After strange proceedings, hearing set for accused deputy killer Bracamontes
With the lawyers for Luis Bracamontes, a suspect in the killing of two deputies, once again trying to close a court hearing in the case from public view, an attorney for The Sacramento Bee filed a motion Tuesday to block closure of the Friday afternoon hearing.
Public defenders Norm Dawson and Jeffrey Barbour filed a motion last Friday seeking to close the hearing, at which Bracamontes is expected to ask permission to fire his lawyers and represent himself in the death penalty case.
Their motion, which follows two other attempts to close routine hearings from the public and the media, seeks to bar the public, reporters and even prosecutors from Friday’s hearing into what they described as “Bracamontes’ anticipated request” to face trial acting as his own attorney.
“This information should not be discussed in the presence of the prosecution,” they wrote. “Nor should it be discussed in front of others, including the media.”
Sacramento Bee attorney Steve Burns disagreed, filing a motion with Sacramento Superior Court Judge Steve White noting that such hearings – known as “Faretta hearings” – “typically are not closed to the public but are on-the-record hearings in open court.”

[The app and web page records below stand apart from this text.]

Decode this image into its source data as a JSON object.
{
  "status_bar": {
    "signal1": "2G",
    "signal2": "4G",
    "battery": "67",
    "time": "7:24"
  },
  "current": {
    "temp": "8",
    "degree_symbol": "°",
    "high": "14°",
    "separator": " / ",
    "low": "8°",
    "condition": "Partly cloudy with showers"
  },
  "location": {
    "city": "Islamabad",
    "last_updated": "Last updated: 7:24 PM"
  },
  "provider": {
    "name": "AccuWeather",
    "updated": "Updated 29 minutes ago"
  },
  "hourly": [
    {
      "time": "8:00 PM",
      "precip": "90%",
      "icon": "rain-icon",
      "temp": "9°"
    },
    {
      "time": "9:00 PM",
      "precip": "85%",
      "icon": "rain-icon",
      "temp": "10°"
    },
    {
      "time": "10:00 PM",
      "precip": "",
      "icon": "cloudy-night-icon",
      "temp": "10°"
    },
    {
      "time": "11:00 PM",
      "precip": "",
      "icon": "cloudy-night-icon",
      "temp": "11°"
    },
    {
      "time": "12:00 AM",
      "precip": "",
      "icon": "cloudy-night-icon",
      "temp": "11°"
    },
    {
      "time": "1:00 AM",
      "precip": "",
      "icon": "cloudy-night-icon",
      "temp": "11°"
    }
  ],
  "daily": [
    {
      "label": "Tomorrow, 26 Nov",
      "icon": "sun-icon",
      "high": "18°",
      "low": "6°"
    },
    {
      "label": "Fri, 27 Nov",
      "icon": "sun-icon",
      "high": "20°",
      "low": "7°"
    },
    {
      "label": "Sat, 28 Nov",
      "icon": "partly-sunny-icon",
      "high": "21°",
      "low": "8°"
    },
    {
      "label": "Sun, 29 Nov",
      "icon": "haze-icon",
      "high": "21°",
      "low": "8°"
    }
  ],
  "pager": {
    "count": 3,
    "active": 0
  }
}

“The Bee is aware of no case suggesting a Faretta hearing should be closed to the public,” Burns wrote.
White rejected earlier attempts to close hearings in the case.
Bracamontes, accused of the October 2014 slayings of Sacramento Deputy Danny Oliver and Placer Deputy Michael Davis Jr., has a history of bizarre outbursts and actions in court hearings, and his lawyers have alternately suggested he is not mentally fit to face trial and that he cannot receive a fair trial because of publicity over the case. They are expected to seek a change of venue.
Burns argued that the public defenders are “seeking to shroud in secrecy” a hearing that should be open, and that they have presented no evidence that the hearing should be closed.
“In a county of well over one million people, defendant will get a fair trial without the drastic step of closure,” Burns wrote.
Bracamontes, a Mexican citizen who was in this country illegally at the time of the slayings, is accused of a daylong crime spree with his wife that left the deputies dead.
He faces the death penalty if convicted; his wife, Janelle Monroy, faces life in prison.